We continue our Know Your Insurance series with a new topic: Your Job. People rely on their insurance to protect them when disaster strikes. However, few people know what that they have certain responsibilities built in to their insurance contract (and the law) that must be kept in order to keep their insurance coverage after an incident occurs. This article is designed to help you know some of the general responsibilities you have under any insurance policy. In order to fully know your duties, it is best for you to read your insurance policy where it sets forth what you must do to keep coverage.
1. Timely Report Any Losses to Your Insurance Company.
You cannot wait months or years to tell the insurance company that a loss occurred. Generally you have a duty to report your loss in a reasonable timeframe. A good general rule is to report a loss within a week to your insurance company. You can report it to your insurance agent or through your insurance company’s claim center. The last thing you want to do is lose your insurance coverage for a loss because you simply did not tell your company that it occurred in a reasonable time frame. So when you have a loss and need to file a claim, report your loss quickly, and if possible, do it the same day the loss occurs. This will protect your coverage.
2. Mitigate Your Damages.
People often fail to realize that they have a legal duty to mitigate their damages when a loss occurs. “Mitigating your damages” means you are making your damages less severe or cost less. For example, if you have a car wreck and you have a broken leg that needs surgery to heal, you must mitigate your damages by having the surgery. You cannot claim exorbitant amounts of pain and suffering because you had to walk on a broken leg. You should have fixed your leg. Similarly, if a storm causes roof damage to your home and you are aware that rain is leaking into your home, you have a duty to repair the roof to prevent further damage to your home such as mold. If you fail to mitigate your damages, an insurance company can argue that you are not entitled to the full extent of your damages because your actions led to your damages being greater than were otherwise necessary.
3. Cooperate With Your Insurance Company After a Loss
Generally, your insurance policy has a clause that states that you will cooperate with your insurance company when a claim is made. While disagreements will arise with your insurance company, you still have a duty to work with them while your claim is being processed. This duty also applies when a claim is made against you for a loss you may have caused (such as a car wreck that is your fault). You have a duty to help your insurance company when it requests information relating to the claim and if it requests for you to take action. Your insurance company can take away its coverage if you completely ignore it and refuse to cooperate with the claims process. This does not mean you have to agree with the insurance company’s evaluation of your.
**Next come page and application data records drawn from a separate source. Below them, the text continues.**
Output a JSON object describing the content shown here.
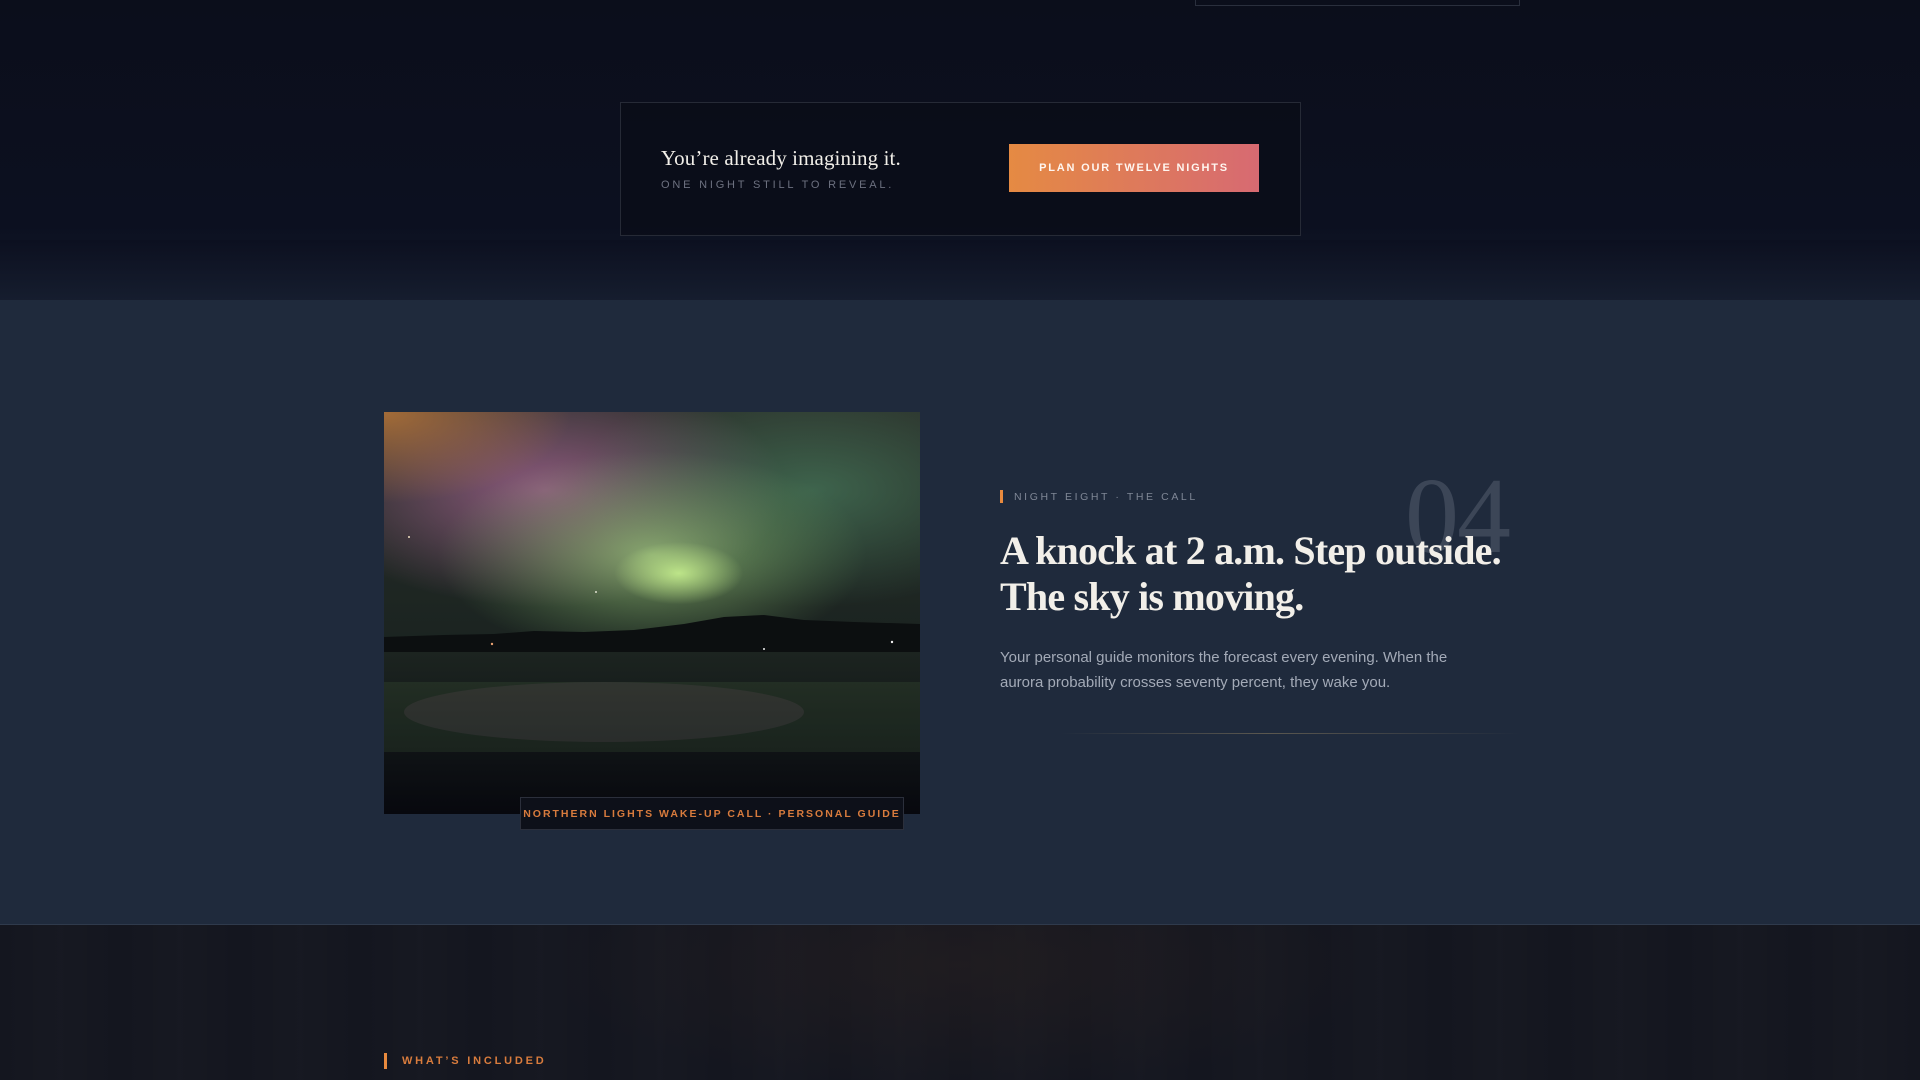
{
  "teaser": {
    "title": "You’re already imagining it.",
    "subtitle": "ONE NIGHT STILL TO REVEAL.",
    "cta_label": "PLAN OUR TWELVE NIGHTS"
  },
  "night": {
    "number": "04",
    "eyebrow": "NIGHT EIGHT · THE CALL",
    "headline_line1": "A knock at 2 a.m. Step outside.",
    "headline_line2": "The sky is moving.",
    "body": "Your personal guide monitors the forecast every evening. When the aurora probability crosses seventy percent, they wake you.",
    "photo_caption": "NORTHERN LIGHTS WAKE-UP CALL · PERSONAL GUIDE"
  },
  "included": {
    "eyebrow": "WHAT’S INCLUDED"
  },
  "colors": {
    "accent": "#e88a3e",
    "cta_gradient_start": "#e58a43",
    "cta_gradient_end": "#d76a72",
    "night_bg": "#1f2a3c",
    "page_bg": "#0b0e1b"
  },
  "icons": {
    "photo_subject": "aurora-borealis-image"
  }
}
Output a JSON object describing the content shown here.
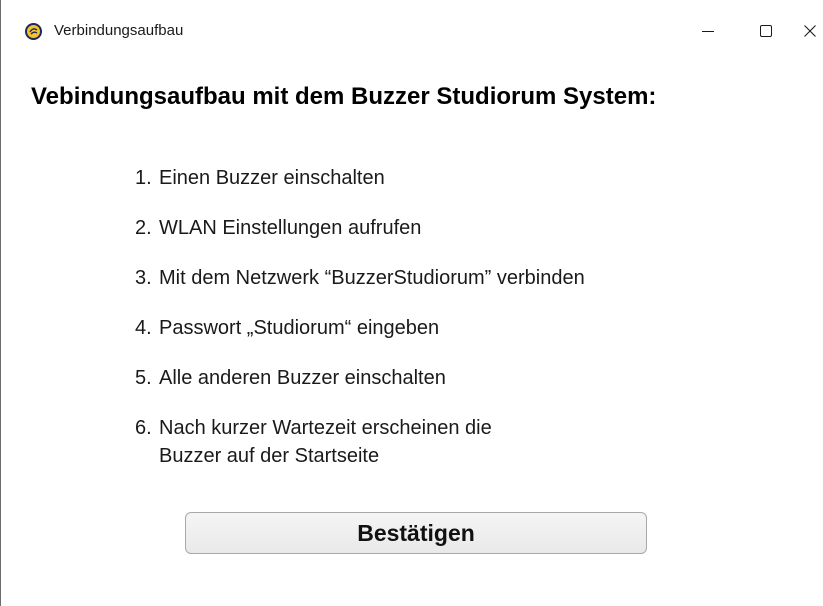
{
  "window": {
    "title": "Verbindungsaufbau",
    "app_icon": "buzzer-logo-icon",
    "controls": {
      "minimize_icon": "minimize-icon",
      "maximize_icon": "maximize-icon",
      "close_icon": "close-icon"
    }
  },
  "content": {
    "heading": "Vebindungsaufbau mit dem Buzzer Studiorum System:",
    "steps": [
      {
        "num": "1.",
        "text": "Einen Buzzer einschalten"
      },
      {
        "num": "2.",
        "text": "WLAN Einstellungen aufrufen"
      },
      {
        "num": "3.",
        "text": "Mit dem Netzwerk “BuzzerStudiorum” verbinden"
      },
      {
        "num": "4.",
        "text": "Passwort „Studiorum“ eingeben"
      },
      {
        "num": "5.",
        "text": "Alle anderen Buzzer einschalten"
      },
      {
        "num": "6.",
        "text": "Nach kurzer Wartezeit erscheinen die",
        "text_cont": "Buzzer auf der Startseite"
      }
    ],
    "confirm_label": "Bestätigen"
  },
  "colors": {
    "icon_fill": "#f2c230",
    "icon_ring": "#1e2a5c",
    "button_border": "#a9a9a9"
  }
}
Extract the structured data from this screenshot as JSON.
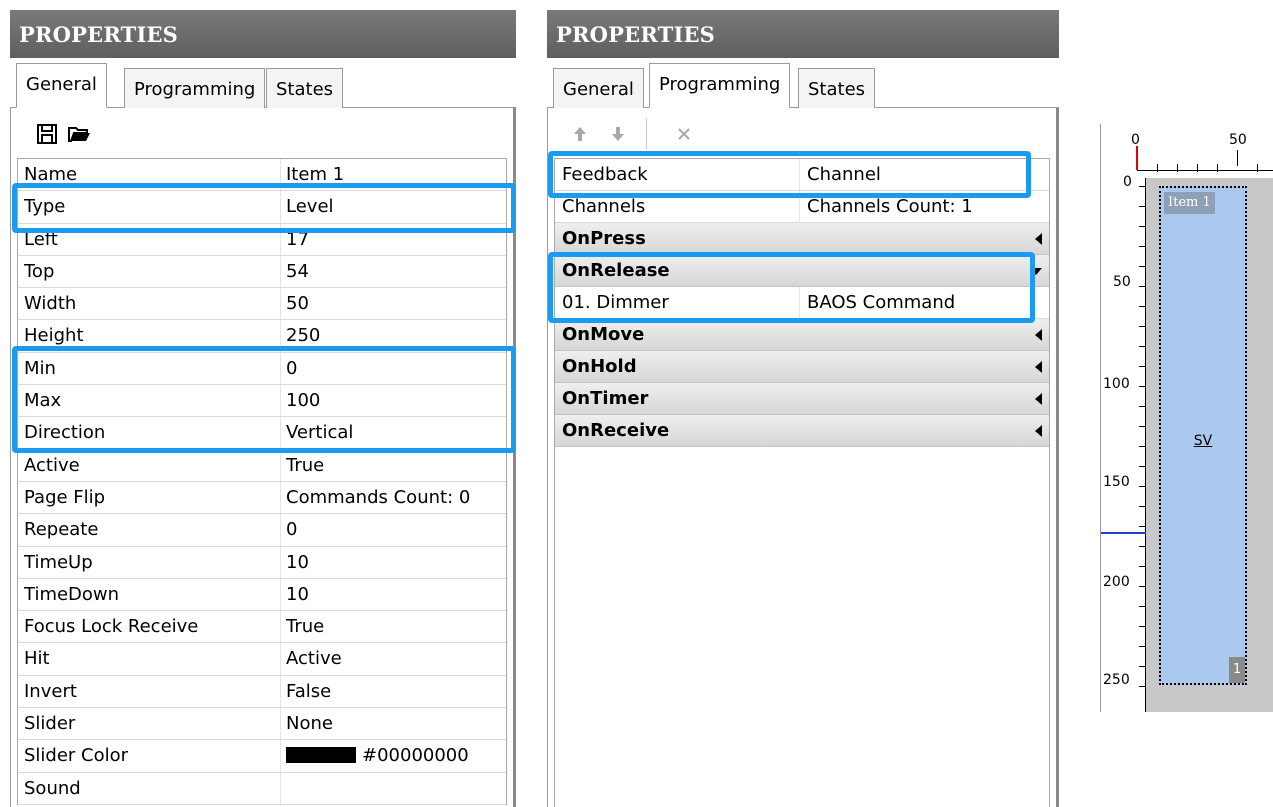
{
  "left_panel": {
    "title": "PROPERTIES",
    "tabs": [
      "General",
      "Programming",
      "States"
    ],
    "active_tab": "General",
    "toolbar": {
      "save_icon": "save-icon",
      "open_icon": "folder-open-icon"
    },
    "rows": [
      {
        "name": "Name",
        "value": "Item 1"
      },
      {
        "name": "Type",
        "value": "Level"
      },
      {
        "name": "Left",
        "value": "17"
      },
      {
        "name": "Top",
        "value": "54"
      },
      {
        "name": "Width",
        "value": "50"
      },
      {
        "name": "Height",
        "value": "250"
      },
      {
        "name": "Min",
        "value": "0"
      },
      {
        "name": "Max",
        "value": "100"
      },
      {
        "name": "Direction",
        "value": "Vertical"
      },
      {
        "name": "Active",
        "value": "True"
      },
      {
        "name": "Page Flip",
        "value": "Commands Count: 0"
      },
      {
        "name": "Repeate",
        "value": "0"
      },
      {
        "name": "TimeUp",
        "value": "10"
      },
      {
        "name": "TimeDown",
        "value": "10"
      },
      {
        "name": "Focus Lock Receive",
        "value": "True"
      },
      {
        "name": "Hit",
        "value": "Active"
      },
      {
        "name": "Invert",
        "value": "False"
      },
      {
        "name": "Slider",
        "value": "None"
      },
      {
        "name": "Slider Color",
        "value": "#00000000",
        "swatch_color": "#000000"
      },
      {
        "name": "Sound",
        "value": ""
      }
    ]
  },
  "right_panel": {
    "title": "PROPERTIES",
    "tabs": [
      "General",
      "Programming",
      "States"
    ],
    "active_tab": "Programming",
    "toolbar": {
      "up_icon": "arrow-up-icon",
      "down_icon": "arrow-down-icon",
      "delete_icon": "close-icon"
    },
    "rows": {
      "feedback": {
        "name": "Feedback",
        "value": "Channel"
      },
      "channels": {
        "name": "Channels",
        "value": "Channels Count: 1"
      },
      "on_press": "OnPress",
      "on_release": "OnRelease",
      "dimmer": {
        "name": "01. Dimmer",
        "value": "BAOS Command"
      },
      "on_move": "OnMove",
      "on_hold": "OnHold",
      "on_timer": "OnTimer",
      "on_receive": "OnReceive"
    }
  },
  "canvas": {
    "ruler_top": [
      "0",
      "50"
    ],
    "ruler_left": [
      "0",
      "50",
      "100",
      "150",
      "200",
      "250"
    ],
    "item_label": "Item 1",
    "item_variable": "SV",
    "item_number": "1"
  },
  "highlight_color": "#1a9bf0"
}
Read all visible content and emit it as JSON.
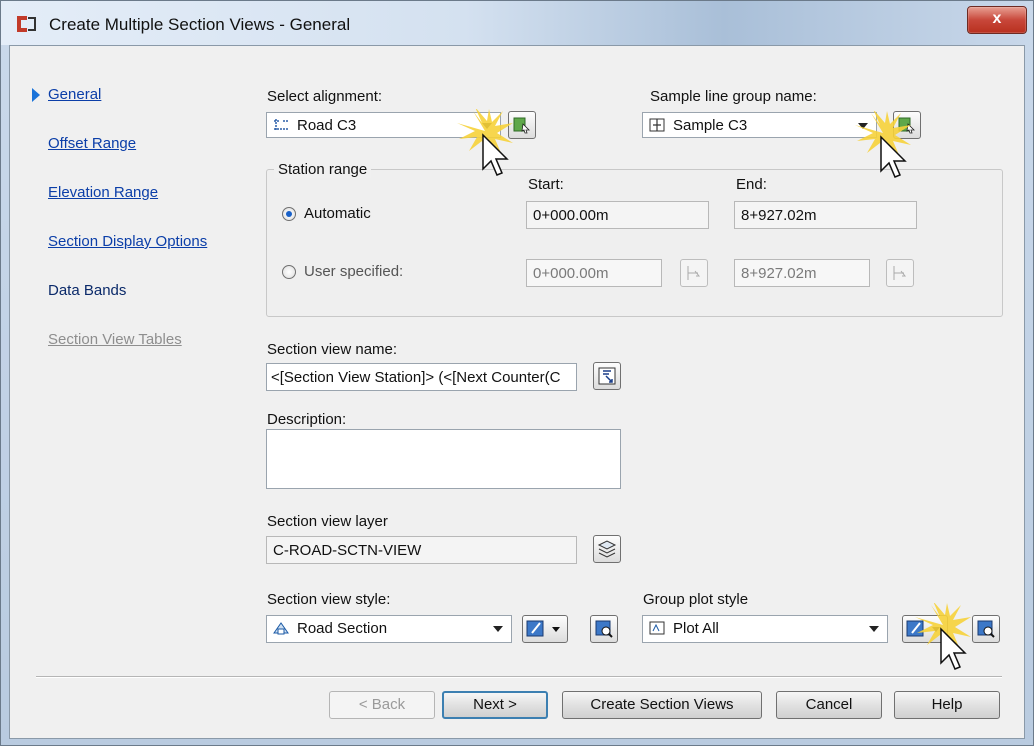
{
  "window": {
    "title": "Create Multiple Section Views - General",
    "close_label": "x"
  },
  "nav": {
    "items": [
      {
        "label": "General",
        "state": "selected"
      },
      {
        "label": "Offset Range",
        "state": "link"
      },
      {
        "label": "Elevation Range",
        "state": "link"
      },
      {
        "label": "Section Display Options",
        "state": "link"
      },
      {
        "label": "Data Bands",
        "state": "link"
      },
      {
        "label": "Section View Tables",
        "state": "disabled"
      }
    ]
  },
  "alignment": {
    "label": "Select alignment:",
    "value": "Road C3",
    "icon": "alignment-icon"
  },
  "sample_line_group": {
    "label": "Sample line group name:",
    "value": "Sample C3",
    "icon": "sample-line-icon"
  },
  "station_range": {
    "title": "Station range",
    "start_label": "Start:",
    "end_label": "End:",
    "automatic_label": "Automatic",
    "automatic_selected": true,
    "auto_start": "0+000.00m",
    "auto_end": "8+927.02m",
    "user_label": "User specified:",
    "user_start": "0+000.00m",
    "user_end": "8+927.02m"
  },
  "section_view_name": {
    "label": "Section view name:",
    "value": "<[Section View Station]> (<[Next Counter(C"
  },
  "description": {
    "label": "Description:",
    "value": ""
  },
  "section_view_layer": {
    "label": "Section view layer",
    "value": "C-ROAD-SCTN-VIEW"
  },
  "section_view_style": {
    "label": "Section view style:",
    "value": "Road Section"
  },
  "group_plot_style": {
    "label": "Group plot style",
    "value": "Plot All"
  },
  "buttons": {
    "back": "< Back",
    "next": "Next >",
    "create": "Create Section Views",
    "cancel": "Cancel",
    "help": "Help"
  },
  "colors": {
    "link": "#0b3ea8",
    "selected_marker": "#1a73d9",
    "highlight": "#f6d23a",
    "close_button": "#c8473a"
  }
}
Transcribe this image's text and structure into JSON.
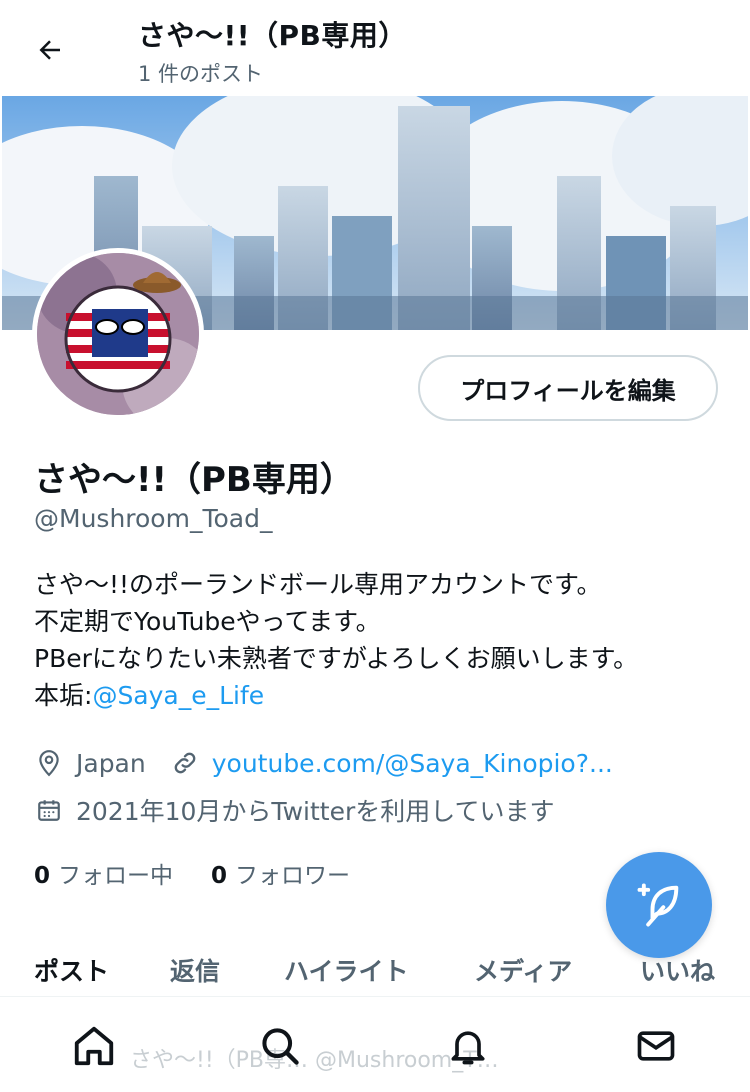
{
  "header": {
    "title": "さや〜!!（PB専用）",
    "subtitle": "1 件のポスト"
  },
  "profile": {
    "edit_button": "プロフィールを編集",
    "display_name": "さや〜!!（PB専用）",
    "handle": "@Mushroom_Toad_",
    "bio": {
      "line1": "さや〜!!のポーランドボール専用アカウントです。",
      "line2": "不定期でYouTubeやってます。",
      "line3": "PBerになりたい未熟者ですがよろしくお願いします。",
      "line4_prefix": "本垢:",
      "line4_link": "@Saya_e_Life"
    },
    "location": "Japan",
    "website": "youtube.com/@Saya_Kinopio?...",
    "joined": "2021年10月からTwitterを利用しています",
    "following_count": "0",
    "following_label": "フォロー中",
    "followers_count": "0",
    "followers_label": "フォロワー"
  },
  "tabs": [
    {
      "label": "ポスト",
      "active": true
    },
    {
      "label": "返信",
      "active": false
    },
    {
      "label": "ハイライト",
      "active": false
    },
    {
      "label": "メディア",
      "active": false
    },
    {
      "label": "いいね",
      "active": false
    }
  ],
  "bottom_nav": {
    "peek_text": "さや〜!!（PB専… @Mushroom_T… "
  },
  "colors": {
    "accent": "#1d9bf0",
    "fab": "#4a99e9",
    "muted": "#536471"
  }
}
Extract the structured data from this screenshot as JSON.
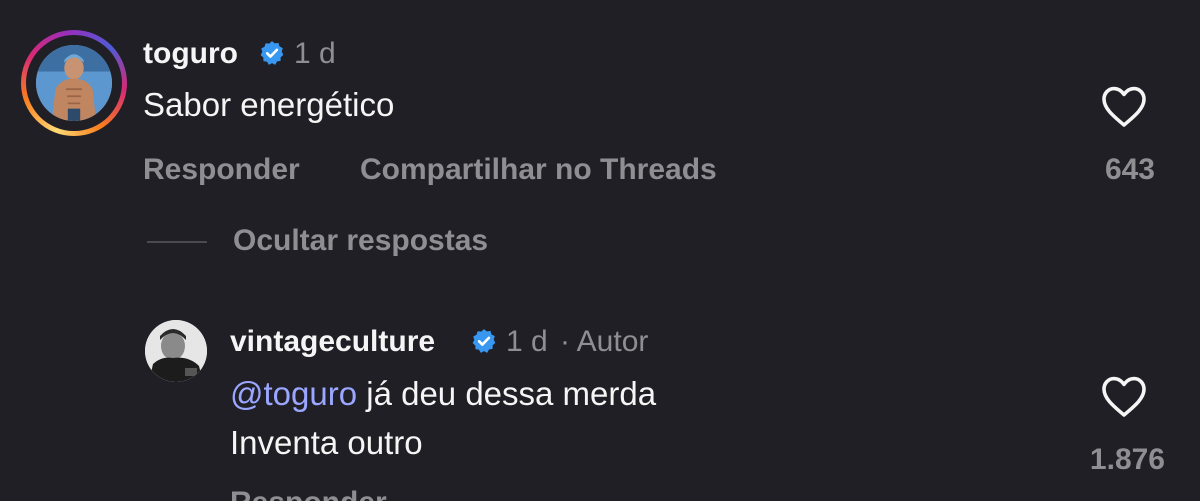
{
  "comment": {
    "username": "toguro",
    "time": "1 d",
    "text": "Sabor energético",
    "actions": {
      "reply": "Responder",
      "share": "Compartilhar no Threads"
    },
    "likes": "643",
    "hide_replies": "Ocultar respostas"
  },
  "reply": {
    "username": "vintageculture",
    "time": "1 d",
    "author_tag": "· Autor",
    "mention": "@toguro",
    "text_line1": " já deu dessa merda",
    "text_line2": "Inventa outro",
    "likes": "1.876",
    "reply_action_partial": "Responder"
  },
  "colors": {
    "background": "#1f1f25",
    "verified": "#3897f0",
    "mention": "#9aa6ff",
    "muted": "#8e8e93"
  },
  "icons": {
    "verified": "verified-badge-icon",
    "like": "heart-outline-icon"
  }
}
It simply means that you have to be a part of the claims process while the insurance company is undergoing its investigation.
These general rules will help protect your insurance coverage when a loss occurs. Follow these tips to help make sure that your insurance company can’t claim you’re not doing your part when you need them to do theirs.